● AIM OF THE EXERCISE
Count the lines in the records that hold the string "this". Only the number should be given.

● ENTRIES SUPPLIED
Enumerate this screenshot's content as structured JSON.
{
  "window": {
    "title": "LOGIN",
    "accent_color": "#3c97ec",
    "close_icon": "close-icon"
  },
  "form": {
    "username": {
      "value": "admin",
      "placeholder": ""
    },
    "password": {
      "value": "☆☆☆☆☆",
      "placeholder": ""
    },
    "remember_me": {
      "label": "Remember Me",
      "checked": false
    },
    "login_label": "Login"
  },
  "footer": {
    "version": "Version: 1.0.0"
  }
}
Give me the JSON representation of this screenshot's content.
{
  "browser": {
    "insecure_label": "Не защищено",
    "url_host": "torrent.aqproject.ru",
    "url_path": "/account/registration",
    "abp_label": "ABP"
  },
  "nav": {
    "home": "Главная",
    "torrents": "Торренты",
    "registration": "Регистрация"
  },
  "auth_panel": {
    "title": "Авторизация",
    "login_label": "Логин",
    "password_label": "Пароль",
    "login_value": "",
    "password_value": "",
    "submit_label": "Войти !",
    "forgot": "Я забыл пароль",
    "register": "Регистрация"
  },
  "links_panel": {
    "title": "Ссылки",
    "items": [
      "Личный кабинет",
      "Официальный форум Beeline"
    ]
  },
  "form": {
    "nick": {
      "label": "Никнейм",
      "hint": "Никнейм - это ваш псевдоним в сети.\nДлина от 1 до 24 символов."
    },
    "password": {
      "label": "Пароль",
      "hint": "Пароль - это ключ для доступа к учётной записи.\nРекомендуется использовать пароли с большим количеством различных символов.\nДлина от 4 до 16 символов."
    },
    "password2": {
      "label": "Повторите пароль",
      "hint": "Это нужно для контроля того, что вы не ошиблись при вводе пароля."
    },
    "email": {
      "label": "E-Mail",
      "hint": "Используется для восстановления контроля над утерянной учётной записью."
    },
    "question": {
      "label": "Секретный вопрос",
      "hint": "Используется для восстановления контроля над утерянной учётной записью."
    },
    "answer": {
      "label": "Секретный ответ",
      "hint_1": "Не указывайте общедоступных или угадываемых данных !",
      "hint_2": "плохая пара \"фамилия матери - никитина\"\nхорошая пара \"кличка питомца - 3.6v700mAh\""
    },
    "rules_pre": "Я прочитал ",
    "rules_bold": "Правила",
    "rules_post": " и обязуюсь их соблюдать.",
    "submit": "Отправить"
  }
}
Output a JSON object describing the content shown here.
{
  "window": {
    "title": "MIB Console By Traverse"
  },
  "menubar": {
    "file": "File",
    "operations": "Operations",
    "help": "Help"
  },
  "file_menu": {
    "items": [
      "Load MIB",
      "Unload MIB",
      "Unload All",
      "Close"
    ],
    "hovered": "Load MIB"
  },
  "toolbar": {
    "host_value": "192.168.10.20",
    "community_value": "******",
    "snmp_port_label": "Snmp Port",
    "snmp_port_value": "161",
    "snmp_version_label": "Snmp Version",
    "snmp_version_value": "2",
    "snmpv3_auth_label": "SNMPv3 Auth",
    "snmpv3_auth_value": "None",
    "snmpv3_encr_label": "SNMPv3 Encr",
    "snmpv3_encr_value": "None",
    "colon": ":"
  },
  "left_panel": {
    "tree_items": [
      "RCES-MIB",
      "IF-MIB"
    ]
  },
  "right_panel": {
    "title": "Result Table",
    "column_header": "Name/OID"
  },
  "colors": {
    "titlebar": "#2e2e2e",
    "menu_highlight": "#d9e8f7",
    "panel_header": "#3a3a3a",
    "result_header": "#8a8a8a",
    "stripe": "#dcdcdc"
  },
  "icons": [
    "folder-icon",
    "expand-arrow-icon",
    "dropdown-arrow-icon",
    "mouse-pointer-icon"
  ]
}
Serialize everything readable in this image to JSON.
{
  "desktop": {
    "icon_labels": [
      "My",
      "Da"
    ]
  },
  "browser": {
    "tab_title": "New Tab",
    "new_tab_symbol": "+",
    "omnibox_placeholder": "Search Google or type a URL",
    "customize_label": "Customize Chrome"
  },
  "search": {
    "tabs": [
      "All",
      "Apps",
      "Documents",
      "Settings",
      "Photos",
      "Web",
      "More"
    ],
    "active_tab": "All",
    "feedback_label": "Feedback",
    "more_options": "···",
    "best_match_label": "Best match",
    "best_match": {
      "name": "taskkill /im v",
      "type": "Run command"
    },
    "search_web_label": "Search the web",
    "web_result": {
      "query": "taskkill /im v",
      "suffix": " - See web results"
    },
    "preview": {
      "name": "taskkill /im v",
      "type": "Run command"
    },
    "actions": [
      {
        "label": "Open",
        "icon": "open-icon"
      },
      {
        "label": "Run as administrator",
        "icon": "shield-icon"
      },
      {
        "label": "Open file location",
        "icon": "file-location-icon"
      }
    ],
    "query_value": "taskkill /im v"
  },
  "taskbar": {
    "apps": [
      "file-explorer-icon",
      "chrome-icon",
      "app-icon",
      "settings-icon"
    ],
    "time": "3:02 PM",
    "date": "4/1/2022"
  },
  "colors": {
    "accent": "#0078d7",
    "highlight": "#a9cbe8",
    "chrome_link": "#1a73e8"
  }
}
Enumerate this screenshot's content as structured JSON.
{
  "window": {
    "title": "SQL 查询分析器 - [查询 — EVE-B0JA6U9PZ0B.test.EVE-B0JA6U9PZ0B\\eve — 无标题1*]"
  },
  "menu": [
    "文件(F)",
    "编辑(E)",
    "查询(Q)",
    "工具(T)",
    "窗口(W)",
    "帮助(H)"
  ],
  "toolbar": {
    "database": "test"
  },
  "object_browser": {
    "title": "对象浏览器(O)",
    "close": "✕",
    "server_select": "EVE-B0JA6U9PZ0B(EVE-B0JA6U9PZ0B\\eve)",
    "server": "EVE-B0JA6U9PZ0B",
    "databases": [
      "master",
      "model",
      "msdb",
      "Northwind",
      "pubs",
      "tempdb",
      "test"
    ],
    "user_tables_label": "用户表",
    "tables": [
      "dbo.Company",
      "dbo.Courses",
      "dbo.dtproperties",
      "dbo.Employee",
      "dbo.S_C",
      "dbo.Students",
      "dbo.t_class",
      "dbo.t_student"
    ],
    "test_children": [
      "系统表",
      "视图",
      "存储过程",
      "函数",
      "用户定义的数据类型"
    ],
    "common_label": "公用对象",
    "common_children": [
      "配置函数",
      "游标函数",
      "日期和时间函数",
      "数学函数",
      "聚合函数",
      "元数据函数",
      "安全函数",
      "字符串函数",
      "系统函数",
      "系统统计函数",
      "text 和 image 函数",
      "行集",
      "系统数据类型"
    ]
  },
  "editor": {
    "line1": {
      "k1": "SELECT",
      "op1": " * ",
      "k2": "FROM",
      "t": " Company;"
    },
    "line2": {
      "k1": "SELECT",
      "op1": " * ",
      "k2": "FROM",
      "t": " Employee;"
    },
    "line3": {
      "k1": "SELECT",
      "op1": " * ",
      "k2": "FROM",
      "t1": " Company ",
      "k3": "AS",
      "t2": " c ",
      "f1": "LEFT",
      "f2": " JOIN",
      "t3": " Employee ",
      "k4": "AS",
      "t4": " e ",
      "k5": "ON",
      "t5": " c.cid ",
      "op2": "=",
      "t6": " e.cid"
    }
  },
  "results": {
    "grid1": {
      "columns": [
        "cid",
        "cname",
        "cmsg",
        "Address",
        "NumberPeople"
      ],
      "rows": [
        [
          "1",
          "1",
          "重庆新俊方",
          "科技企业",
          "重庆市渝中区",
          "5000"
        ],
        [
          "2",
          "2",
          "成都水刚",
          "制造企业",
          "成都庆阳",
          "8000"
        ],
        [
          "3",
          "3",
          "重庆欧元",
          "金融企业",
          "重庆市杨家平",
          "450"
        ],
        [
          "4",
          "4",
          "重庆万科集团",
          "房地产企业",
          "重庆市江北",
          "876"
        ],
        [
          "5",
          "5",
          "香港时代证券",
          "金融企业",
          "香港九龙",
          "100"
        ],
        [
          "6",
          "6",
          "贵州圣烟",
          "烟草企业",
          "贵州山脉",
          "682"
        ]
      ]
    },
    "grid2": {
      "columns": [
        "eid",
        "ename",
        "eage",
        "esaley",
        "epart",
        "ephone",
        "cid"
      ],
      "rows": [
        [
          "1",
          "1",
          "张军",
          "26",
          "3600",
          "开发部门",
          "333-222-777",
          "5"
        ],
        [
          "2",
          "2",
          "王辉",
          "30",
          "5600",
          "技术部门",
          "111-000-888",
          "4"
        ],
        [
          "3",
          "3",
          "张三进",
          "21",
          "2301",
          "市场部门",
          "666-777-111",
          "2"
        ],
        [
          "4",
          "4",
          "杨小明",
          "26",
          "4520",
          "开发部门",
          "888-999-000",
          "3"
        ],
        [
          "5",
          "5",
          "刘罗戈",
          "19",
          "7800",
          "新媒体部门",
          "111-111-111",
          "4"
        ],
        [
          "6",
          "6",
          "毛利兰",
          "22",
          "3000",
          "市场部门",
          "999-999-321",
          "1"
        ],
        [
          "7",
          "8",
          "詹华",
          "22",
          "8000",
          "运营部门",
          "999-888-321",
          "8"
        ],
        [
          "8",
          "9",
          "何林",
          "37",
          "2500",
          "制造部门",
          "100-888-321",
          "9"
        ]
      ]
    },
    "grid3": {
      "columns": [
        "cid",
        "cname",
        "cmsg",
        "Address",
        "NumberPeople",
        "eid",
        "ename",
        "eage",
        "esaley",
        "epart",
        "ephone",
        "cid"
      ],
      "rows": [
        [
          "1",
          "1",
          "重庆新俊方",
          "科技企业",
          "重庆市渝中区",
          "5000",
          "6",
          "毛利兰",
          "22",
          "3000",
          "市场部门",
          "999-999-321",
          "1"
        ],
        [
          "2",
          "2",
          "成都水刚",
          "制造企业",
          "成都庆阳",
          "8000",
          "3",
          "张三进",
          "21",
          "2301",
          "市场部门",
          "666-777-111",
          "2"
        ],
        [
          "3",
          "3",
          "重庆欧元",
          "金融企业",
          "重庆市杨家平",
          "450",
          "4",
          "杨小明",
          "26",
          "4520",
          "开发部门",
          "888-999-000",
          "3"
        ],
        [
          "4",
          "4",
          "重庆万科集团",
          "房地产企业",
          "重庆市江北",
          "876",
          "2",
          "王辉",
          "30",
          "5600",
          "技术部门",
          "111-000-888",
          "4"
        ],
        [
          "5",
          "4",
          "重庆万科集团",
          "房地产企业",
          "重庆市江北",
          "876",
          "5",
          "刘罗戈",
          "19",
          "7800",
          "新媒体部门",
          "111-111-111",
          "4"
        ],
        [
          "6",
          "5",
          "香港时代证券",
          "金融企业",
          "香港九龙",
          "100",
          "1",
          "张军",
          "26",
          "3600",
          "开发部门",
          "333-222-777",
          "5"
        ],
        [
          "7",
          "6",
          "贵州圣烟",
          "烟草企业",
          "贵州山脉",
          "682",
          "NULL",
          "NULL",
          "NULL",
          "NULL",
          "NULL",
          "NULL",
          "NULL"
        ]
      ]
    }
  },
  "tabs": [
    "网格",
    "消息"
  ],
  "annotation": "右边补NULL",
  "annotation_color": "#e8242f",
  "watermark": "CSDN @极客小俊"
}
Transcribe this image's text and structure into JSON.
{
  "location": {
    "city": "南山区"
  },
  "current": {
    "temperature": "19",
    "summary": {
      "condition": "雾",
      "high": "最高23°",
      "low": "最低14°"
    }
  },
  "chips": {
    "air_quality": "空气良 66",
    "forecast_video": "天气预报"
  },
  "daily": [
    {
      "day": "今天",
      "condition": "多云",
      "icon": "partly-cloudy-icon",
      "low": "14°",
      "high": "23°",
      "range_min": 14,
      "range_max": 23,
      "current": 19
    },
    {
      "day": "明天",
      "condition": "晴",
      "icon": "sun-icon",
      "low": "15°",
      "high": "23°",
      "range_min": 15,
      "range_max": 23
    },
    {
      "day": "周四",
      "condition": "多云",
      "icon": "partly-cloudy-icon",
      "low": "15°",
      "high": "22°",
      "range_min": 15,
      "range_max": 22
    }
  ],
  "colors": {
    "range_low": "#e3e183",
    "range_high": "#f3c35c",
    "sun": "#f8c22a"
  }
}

● ANSWER BOX
5